§ WHAT YOU NEED TO DO:
When the string "JSON" occurs in a line of the listing below, return that line.

* * * *

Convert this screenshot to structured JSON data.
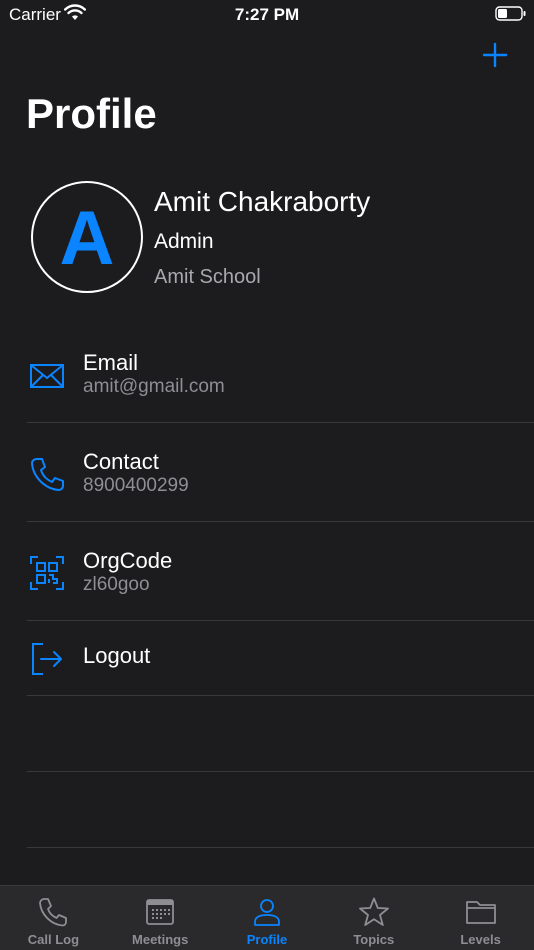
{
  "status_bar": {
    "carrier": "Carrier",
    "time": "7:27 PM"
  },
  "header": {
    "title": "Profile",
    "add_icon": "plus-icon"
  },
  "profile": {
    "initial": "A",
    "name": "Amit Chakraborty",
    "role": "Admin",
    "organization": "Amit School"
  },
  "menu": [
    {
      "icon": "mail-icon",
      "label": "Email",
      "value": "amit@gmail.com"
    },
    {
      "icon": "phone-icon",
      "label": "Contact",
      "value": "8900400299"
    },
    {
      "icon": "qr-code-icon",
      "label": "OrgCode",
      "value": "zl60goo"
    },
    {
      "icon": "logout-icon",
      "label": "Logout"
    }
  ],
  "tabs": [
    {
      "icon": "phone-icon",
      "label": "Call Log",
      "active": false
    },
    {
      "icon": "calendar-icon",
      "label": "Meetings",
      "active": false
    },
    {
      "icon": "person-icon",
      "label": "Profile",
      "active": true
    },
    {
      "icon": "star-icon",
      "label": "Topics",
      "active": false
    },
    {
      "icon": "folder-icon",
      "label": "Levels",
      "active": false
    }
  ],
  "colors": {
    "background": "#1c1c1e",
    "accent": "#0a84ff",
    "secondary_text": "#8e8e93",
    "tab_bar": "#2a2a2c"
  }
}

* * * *

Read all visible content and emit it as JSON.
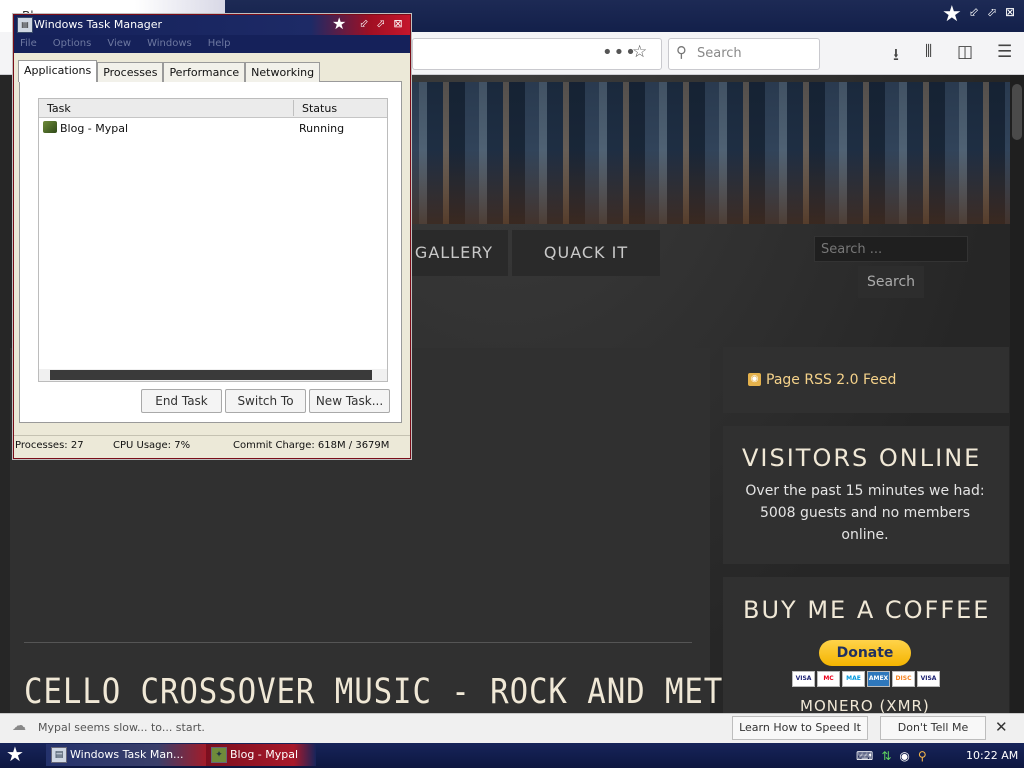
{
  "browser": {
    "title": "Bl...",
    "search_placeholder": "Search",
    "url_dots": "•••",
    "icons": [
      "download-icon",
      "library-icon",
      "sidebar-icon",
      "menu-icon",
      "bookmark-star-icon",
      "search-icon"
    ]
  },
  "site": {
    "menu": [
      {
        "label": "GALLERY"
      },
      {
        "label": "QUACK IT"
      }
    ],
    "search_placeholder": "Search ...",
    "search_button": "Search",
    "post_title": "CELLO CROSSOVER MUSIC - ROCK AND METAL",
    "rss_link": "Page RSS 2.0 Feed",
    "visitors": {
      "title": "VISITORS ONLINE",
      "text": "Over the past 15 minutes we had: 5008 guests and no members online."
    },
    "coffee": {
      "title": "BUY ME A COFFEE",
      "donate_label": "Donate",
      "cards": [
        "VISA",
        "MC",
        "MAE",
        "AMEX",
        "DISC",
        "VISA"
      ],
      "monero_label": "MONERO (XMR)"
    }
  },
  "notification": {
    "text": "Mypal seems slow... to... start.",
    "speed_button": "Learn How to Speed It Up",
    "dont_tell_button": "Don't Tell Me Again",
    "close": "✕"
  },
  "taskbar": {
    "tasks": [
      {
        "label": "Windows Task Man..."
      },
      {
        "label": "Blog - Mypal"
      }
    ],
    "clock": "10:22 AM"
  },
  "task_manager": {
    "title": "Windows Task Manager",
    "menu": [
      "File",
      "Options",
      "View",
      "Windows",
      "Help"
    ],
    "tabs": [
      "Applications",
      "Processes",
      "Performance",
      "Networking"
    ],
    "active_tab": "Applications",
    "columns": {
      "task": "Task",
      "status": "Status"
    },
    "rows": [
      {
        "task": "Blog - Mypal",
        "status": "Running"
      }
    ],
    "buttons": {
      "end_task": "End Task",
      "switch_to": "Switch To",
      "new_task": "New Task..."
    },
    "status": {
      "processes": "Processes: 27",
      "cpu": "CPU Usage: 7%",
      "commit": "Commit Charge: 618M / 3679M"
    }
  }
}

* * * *

§ ANSWER FOR THIS EXERCISE:
Convert this screenshot to structured JSON data.
Read all visible content and emit it as JSON.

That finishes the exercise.